== Material supplied

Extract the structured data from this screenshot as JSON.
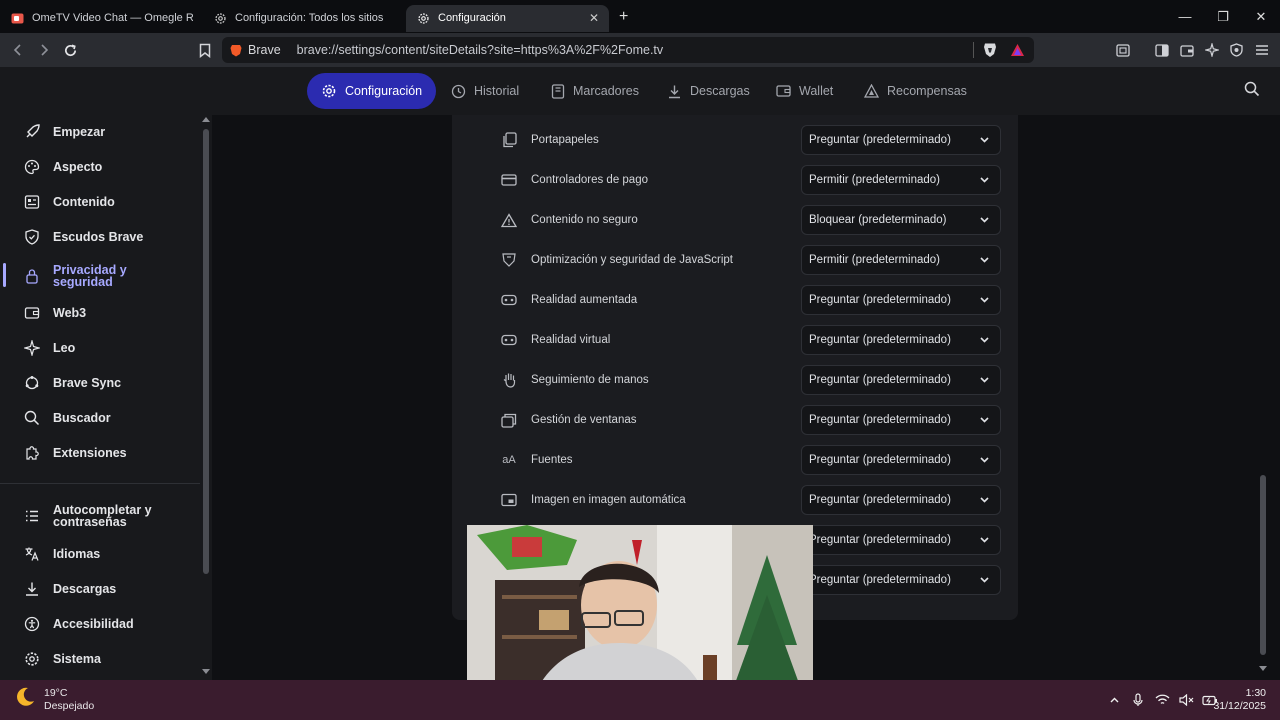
{
  "browser": {
    "tabs": [
      {
        "title": "OmeTV Video Chat — Omegle Rand",
        "icon": "video-icon",
        "active": false
      },
      {
        "title": "Configuración: Todos los sitios",
        "icon": "gear-icon",
        "active": false
      },
      {
        "title": "Configuración",
        "icon": "gear-icon",
        "active": true
      }
    ],
    "new_tab": "+",
    "brand_label": "Brave",
    "url": "brave://settings/content/siteDetails?site=https%3A%2F%2Fome.tv"
  },
  "settings_nav": {
    "items": [
      {
        "label": "Configuración",
        "icon": "gear-icon",
        "active": true
      },
      {
        "label": "Historial",
        "icon": "history-icon",
        "active": false
      },
      {
        "label": "Marcadores",
        "icon": "bookmarks-icon",
        "active": false
      },
      {
        "label": "Descargas",
        "icon": "download-icon",
        "active": false
      },
      {
        "label": "Wallet",
        "icon": "wallet-icon",
        "active": false
      },
      {
        "label": "Recompensas",
        "icon": "rewards-icon",
        "active": false
      }
    ]
  },
  "sidebar": {
    "items": [
      {
        "label": "Empezar",
        "icon": "rocket-icon"
      },
      {
        "label": "Aspecto",
        "icon": "palette-icon"
      },
      {
        "label": "Contenido",
        "icon": "content-icon"
      },
      {
        "label": "Escudos Brave",
        "icon": "shield-icon"
      },
      {
        "label": "Privacidad y\nseguridad",
        "icon": "lock-icon",
        "active": true
      },
      {
        "label": "Web3",
        "icon": "wallet-icon"
      },
      {
        "label": "Leo",
        "icon": "sparkle-icon"
      },
      {
        "label": "Brave Sync",
        "icon": "sync-icon"
      },
      {
        "label": "Buscador",
        "icon": "search-icon"
      },
      {
        "label": "Extensiones",
        "icon": "puzzle-icon"
      },
      {
        "label": "Autocompletar y\ncontraseñas",
        "icon": "list-icon"
      },
      {
        "label": "Idiomas",
        "icon": "translate-icon"
      },
      {
        "label": "Descargas",
        "icon": "download-icon"
      },
      {
        "label": "Accesibilidad",
        "icon": "accessibility-icon"
      },
      {
        "label": "Sistema",
        "icon": "gear-icon"
      }
    ]
  },
  "permissions": [
    {
      "label": "Portapapeles",
      "icon": "clipboard-icon",
      "value": "Preguntar (predeterminado)"
    },
    {
      "label": "Controladores de pago",
      "icon": "card-icon",
      "value": "Permitir (predeterminado)"
    },
    {
      "label": "Contenido no seguro",
      "icon": "warning-icon",
      "value": "Bloquear (predeterminado)"
    },
    {
      "label": "Optimización y seguridad de JavaScript",
      "icon": "js-icon",
      "value": "Permitir (predeterminado)"
    },
    {
      "label": "Realidad aumentada",
      "icon": "ar-icon",
      "value": "Preguntar (predeterminado)"
    },
    {
      "label": "Realidad virtual",
      "icon": "vr-icon",
      "value": "Preguntar (predeterminado)"
    },
    {
      "label": "Seguimiento de manos",
      "icon": "hand-icon",
      "value": "Preguntar (predeterminado)"
    },
    {
      "label": "Gestión de ventanas",
      "icon": "windows-icon",
      "value": "Preguntar (predeterminado)"
    },
    {
      "label": "Fuentes",
      "icon": "font-icon",
      "value": "Preguntar (predeterminado)"
    },
    {
      "label": "Imagen en imagen automática",
      "icon": "pip-icon",
      "value": "Preguntar (predeterminado)"
    },
    {
      "label": "",
      "icon": "",
      "value": "Preguntar (predeterminado)"
    },
    {
      "label": "",
      "icon": "",
      "value": "Preguntar (predeterminado)"
    }
  ],
  "taskbar": {
    "weather_temp": "19°C",
    "weather_desc": "Despejado",
    "time": "1:30",
    "date": "31/12/2025"
  },
  "colors": {
    "accent": "#2b2bb0",
    "active_sidebar": "#a7a9ff",
    "taskbar": "#3a1c2e"
  }
}
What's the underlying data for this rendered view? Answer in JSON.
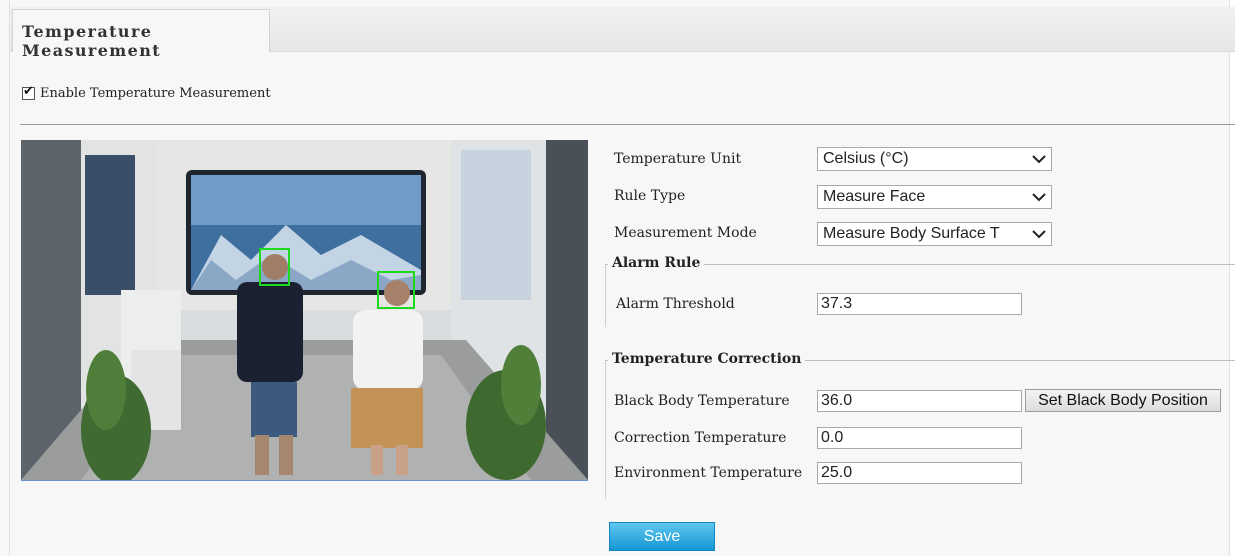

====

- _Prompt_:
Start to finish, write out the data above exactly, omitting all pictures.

- _Expected answer_:
Extract the structured data from this screenshot as JSON.
{
  "browser": {
    "tabs": [
      {
        "title": "OmeTV Video Chat — Omegle Rand",
        "icon": "video-icon",
        "active": false
      },
      {
        "title": "Configuración: Todos los sitios",
        "icon": "gear-icon",
        "active": false
      },
      {
        "title": "Configuración",
        "icon": "gear-icon",
        "active": true
      }
    ],
    "new_tab": "+",
    "brand_label": "Brave",
    "url": "brave://settings/content/siteDetails?site=https%3A%2F%2Fome.tv"
  },
  "settings_nav": {
    "items": [
      {
        "label": "Configuración",
        "icon": "gear-icon",
        "active": true
      },
      {
        "label": "Historial",
        "icon": "history-icon",
        "active": false
      },
      {
        "label": "Marcadores",
        "icon": "bookmarks-icon",
        "active": false
      },
      {
        "label": "Descargas",
        "icon": "download-icon",
        "active": false
      },
      {
        "label": "Wallet",
        "icon": "wallet-icon",
        "active": false
      },
      {
        "label": "Recompensas",
        "icon": "rewards-icon",
        "active": false
      }
    ]
  },
  "sidebar": {
    "items": [
      {
        "label": "Empezar",
        "icon": "rocket-icon"
      },
      {
        "label": "Aspecto",
        "icon": "palette-icon"
      },
      {
        "label": "Contenido",
        "icon": "content-icon"
      },
      {
        "label": "Escudos Brave",
        "icon": "shield-icon"
      },
      {
        "label": "Privacidad y\nseguridad",
        "icon": "lock-icon",
        "active": true
      },
      {
        "label": "Web3",
        "icon": "wallet-icon"
      },
      {
        "label": "Leo",
        "icon": "sparkle-icon"
      },
      {
        "label": "Brave Sync",
        "icon": "sync-icon"
      },
      {
        "label": "Buscador",
        "icon": "search-icon"
      },
      {
        "label": "Extensiones",
        "icon": "puzzle-icon"
      },
      {
        "label": "Autocompletar y\ncontraseñas",
        "icon": "list-icon"
      },
      {
        "label": "Idiomas",
        "icon": "translate-icon"
      },
      {
        "label": "Descargas",
        "icon": "download-icon"
      },
      {
        "label": "Accesibilidad",
        "icon": "accessibility-icon"
      },
      {
        "label": "Sistema",
        "icon": "gear-icon"
      }
    ]
  },
  "permissions": [
    {
      "label": "Portapapeles",
      "icon": "clipboard-icon",
      "value": "Preguntar (predeterminado)"
    },
    {
      "label": "Controladores de pago",
      "icon": "card-icon",
      "value": "Permitir (predeterminado)"
    },
    {
      "label": "Contenido no seguro",
      "icon": "warning-icon",
      "value": "Bloquear (predeterminado)"
    },
    {
      "label": "Optimización y seguridad de JavaScript",
      "icon": "js-icon",
      "value": "Permitir (predeterminado)"
    },
    {
      "label": "Realidad aumentada",
      "icon": "ar-icon",
      "value": "Preguntar (predeterminado)"
    },
    {
      "label": "Realidad virtual",
      "icon": "vr-icon",
      "value": "Preguntar (predeterminado)"
    },
    {
      "label": "Seguimiento de manos",
      "icon": "hand-icon",
      "value": "Preguntar (predeterminado)"
    },
    {
      "label": "Gestión de ventanas",
      "icon": "windows-icon",
      "value": "Preguntar (predeterminado)"
    },
    {
      "label": "Fuentes",
      "icon": "font-icon",
      "value": "Preguntar (predeterminado)"
    },
    {
      "label": "Imagen en imagen automática",
      "icon": "pip-icon",
      "value": "Preguntar (predeterminado)"
    },
    {
      "label": "",
      "icon": "",
      "value": "Preguntar (predeterminado)"
    },
    {
      "label": "",
      "icon": "",
      "value": "Preguntar (predeterminado)"
    }
  ],
  "taskbar": {
    "weather_temp": "19°C",
    "weather_desc": "Despejado",
    "time": "1:30",
    "date": "31/12/2025"
  },
  "colors": {
    "accent": "#2b2bb0",
    "active_sidebar": "#a7a9ff",
    "taskbar": "#3a1c2e"
  }
}
What's the underlying data for this rendered view? Answer in JSON.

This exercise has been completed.